An unwelcome tour of duty inspires this garbled but genuine chronicle of a soldier during the Gulf War.
At the time of Iraq’s fateful invasion of Kuwait, Eash was only 19 years old and unwittingly on the brink of a bizarre coming-of-age when he is called to war. Whether recounting tales of chasing women South of the Border from his Texas base or reminiscing about epic scorpion-versus-beetle battles in the Saudi Arabian desert, the youth and inexperience of the author and his fellow Army recruits is tragically clear throughout the narrative. Despite being couched in a grammatical minefield, Eash’s account becomes an unselfconscious Everyman’s portrait of the war. Without the pretensions of a hero’s tale or intellectual jabs at the absurdity of human conflict, he fills his story with authentic details: hole-digging competitions to pass time in the desert, punishments meted out for leaving his post (even to aid a crashed helicopter) and uneasiness around the international media covering his battalion’s first entry into Iraq. The emotions, if ineloquently stated, are raw and run the gamut of rage: anger at being separated from his new wife, horror of his first killings and frustration over Iraq’s unwillingness to negotiate. Eash is flooded with relief upon learning he will go home, but it’s a comfort shot through with incredulity that the U.S. government would denounce Saddam Hussein’s atrocities but leave the dictator in power. To appreciate this soldier’s story, the reader needs to turn a blind eye to the glaring flaws in his writing. Not a page goes by without tangents rife with distrust of the military’s top brass, platitudes, trite life advice or political diatribes (Eash makes no secret of his anti-illegal immigration and pro-legalized marijuana platform). But the rhetorical style, however inexpert, opens a window into a segment of American society often dramatized by the press, romanticized by politicians or demonized by pacifists that rarely finds its own voice.

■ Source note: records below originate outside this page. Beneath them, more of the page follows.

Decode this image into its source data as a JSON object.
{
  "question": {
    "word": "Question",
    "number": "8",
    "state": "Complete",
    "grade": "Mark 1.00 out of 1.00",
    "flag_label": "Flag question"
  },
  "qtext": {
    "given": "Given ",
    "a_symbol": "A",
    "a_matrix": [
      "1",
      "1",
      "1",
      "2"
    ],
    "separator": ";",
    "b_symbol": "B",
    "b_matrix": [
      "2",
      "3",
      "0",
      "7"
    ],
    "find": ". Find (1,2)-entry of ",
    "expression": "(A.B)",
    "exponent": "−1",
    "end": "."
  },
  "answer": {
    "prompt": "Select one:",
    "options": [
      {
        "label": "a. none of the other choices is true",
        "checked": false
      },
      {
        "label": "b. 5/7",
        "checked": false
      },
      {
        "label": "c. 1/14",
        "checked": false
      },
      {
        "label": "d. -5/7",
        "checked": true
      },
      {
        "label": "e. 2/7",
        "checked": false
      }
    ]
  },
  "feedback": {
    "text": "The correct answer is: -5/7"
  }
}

Rough-around-the-edges tale that achieves an authenticity more polished authors struggle to duplicate.